Website and app data records
-- Opening Marker --
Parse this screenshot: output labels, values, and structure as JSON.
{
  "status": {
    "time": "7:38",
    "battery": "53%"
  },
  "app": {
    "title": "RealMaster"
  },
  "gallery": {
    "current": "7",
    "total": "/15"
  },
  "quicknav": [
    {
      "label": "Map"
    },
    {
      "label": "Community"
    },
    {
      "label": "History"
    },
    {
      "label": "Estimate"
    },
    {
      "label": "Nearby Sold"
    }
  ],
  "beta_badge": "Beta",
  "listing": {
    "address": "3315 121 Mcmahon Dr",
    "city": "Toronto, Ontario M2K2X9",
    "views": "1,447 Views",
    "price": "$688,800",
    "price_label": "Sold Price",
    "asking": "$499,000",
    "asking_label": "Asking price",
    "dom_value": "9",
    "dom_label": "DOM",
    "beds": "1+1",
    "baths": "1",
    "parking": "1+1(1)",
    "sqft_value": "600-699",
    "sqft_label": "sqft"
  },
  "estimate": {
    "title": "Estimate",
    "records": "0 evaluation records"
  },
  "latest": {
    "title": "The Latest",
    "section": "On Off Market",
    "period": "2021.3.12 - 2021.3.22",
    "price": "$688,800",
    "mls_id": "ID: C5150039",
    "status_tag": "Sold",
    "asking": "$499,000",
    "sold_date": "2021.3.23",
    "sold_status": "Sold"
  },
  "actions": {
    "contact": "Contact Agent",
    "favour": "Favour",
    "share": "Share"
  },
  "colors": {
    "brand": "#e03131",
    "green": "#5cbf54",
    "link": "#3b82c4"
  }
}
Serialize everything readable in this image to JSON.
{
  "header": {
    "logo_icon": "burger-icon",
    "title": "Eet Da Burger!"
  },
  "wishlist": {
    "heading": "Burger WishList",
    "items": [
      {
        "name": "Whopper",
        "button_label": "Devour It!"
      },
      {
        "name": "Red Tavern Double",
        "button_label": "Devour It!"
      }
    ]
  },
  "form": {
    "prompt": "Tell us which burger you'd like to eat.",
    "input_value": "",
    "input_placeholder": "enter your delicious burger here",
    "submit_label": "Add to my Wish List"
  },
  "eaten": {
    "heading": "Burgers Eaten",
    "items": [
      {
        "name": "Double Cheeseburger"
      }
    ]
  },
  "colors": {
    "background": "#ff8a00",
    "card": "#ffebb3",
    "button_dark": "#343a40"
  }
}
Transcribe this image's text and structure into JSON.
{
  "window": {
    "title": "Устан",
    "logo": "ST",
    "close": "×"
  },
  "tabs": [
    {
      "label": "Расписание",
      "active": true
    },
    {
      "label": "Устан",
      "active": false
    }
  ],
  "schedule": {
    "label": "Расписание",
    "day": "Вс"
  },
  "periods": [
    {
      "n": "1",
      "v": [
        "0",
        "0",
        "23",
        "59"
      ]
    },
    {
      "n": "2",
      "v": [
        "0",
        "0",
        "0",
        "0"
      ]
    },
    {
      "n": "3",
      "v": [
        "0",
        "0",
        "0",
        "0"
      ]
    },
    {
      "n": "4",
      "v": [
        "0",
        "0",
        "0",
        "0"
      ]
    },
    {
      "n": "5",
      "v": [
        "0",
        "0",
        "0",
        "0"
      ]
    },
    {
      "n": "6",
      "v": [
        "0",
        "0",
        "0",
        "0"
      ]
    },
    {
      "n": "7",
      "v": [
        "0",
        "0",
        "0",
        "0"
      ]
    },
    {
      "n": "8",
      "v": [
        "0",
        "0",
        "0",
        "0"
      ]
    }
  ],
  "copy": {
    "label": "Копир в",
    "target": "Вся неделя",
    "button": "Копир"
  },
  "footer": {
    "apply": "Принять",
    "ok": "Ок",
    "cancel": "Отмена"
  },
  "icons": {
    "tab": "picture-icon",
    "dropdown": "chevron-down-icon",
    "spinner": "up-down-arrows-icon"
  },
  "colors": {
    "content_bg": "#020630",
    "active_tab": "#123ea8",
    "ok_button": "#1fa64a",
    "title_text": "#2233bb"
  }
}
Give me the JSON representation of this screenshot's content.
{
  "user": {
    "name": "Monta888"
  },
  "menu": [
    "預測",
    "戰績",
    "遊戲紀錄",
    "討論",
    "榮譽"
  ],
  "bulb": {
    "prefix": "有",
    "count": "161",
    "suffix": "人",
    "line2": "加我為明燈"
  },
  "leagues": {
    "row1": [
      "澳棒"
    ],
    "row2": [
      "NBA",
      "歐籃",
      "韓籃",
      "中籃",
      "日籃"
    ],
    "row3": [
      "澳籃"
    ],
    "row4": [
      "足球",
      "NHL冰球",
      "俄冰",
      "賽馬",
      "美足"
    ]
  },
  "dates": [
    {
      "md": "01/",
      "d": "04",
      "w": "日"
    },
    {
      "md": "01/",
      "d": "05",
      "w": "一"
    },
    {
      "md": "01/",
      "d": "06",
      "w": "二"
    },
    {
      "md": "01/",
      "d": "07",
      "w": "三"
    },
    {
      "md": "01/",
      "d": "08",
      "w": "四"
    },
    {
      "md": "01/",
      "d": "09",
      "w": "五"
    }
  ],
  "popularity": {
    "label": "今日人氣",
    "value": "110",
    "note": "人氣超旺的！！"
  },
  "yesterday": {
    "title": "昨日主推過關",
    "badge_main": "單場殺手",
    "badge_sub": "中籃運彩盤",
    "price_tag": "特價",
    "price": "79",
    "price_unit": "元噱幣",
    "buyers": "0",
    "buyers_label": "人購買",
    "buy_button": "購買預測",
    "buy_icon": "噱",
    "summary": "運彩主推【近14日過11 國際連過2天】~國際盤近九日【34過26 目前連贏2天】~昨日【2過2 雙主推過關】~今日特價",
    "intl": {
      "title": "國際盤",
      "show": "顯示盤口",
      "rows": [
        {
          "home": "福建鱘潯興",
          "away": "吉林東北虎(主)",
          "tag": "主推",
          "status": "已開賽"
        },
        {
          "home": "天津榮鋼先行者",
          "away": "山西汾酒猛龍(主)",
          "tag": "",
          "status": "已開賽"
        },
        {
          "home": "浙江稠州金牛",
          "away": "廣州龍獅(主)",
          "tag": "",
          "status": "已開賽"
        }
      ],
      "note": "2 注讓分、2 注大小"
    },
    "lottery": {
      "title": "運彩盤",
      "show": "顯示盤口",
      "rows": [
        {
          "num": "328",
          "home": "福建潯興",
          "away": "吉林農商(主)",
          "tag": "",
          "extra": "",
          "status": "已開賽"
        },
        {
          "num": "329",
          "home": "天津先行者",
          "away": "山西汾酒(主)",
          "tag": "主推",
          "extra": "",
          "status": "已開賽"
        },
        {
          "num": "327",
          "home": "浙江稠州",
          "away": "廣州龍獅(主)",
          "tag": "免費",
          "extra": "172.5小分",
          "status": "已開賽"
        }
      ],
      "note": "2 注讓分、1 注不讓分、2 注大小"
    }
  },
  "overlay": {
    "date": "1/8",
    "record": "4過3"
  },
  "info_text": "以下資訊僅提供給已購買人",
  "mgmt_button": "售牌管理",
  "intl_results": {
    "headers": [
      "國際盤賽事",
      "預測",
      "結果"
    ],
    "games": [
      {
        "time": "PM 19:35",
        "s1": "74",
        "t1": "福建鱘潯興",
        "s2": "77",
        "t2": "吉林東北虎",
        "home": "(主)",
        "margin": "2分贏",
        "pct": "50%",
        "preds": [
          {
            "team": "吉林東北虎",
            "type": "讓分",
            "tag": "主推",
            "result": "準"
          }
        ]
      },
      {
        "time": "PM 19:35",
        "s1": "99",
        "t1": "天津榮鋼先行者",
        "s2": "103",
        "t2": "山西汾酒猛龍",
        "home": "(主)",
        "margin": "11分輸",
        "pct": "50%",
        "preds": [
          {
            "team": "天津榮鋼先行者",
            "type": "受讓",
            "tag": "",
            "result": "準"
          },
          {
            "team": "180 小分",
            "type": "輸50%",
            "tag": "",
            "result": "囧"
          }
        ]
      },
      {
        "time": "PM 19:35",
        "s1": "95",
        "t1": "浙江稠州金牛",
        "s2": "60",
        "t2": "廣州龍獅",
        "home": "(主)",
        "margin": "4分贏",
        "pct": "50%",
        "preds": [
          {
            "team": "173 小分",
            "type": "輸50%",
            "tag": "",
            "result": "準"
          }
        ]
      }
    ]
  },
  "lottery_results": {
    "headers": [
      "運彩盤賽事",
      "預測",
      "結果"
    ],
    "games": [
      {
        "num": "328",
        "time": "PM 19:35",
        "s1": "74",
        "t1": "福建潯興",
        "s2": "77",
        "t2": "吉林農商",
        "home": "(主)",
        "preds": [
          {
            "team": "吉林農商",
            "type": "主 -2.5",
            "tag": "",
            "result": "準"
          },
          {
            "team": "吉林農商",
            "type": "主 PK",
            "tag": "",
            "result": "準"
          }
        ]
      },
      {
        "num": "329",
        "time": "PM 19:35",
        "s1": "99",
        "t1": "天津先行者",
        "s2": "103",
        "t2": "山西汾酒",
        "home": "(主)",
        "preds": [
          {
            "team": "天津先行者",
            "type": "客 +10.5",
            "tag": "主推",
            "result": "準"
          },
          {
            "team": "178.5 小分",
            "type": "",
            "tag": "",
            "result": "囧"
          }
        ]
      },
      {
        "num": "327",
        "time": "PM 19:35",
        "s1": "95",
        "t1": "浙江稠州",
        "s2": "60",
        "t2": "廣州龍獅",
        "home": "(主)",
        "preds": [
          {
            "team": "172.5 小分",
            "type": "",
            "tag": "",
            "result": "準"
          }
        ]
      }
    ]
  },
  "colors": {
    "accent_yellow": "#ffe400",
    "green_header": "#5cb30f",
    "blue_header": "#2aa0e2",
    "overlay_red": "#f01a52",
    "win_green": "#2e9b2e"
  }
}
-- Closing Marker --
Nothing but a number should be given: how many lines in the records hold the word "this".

4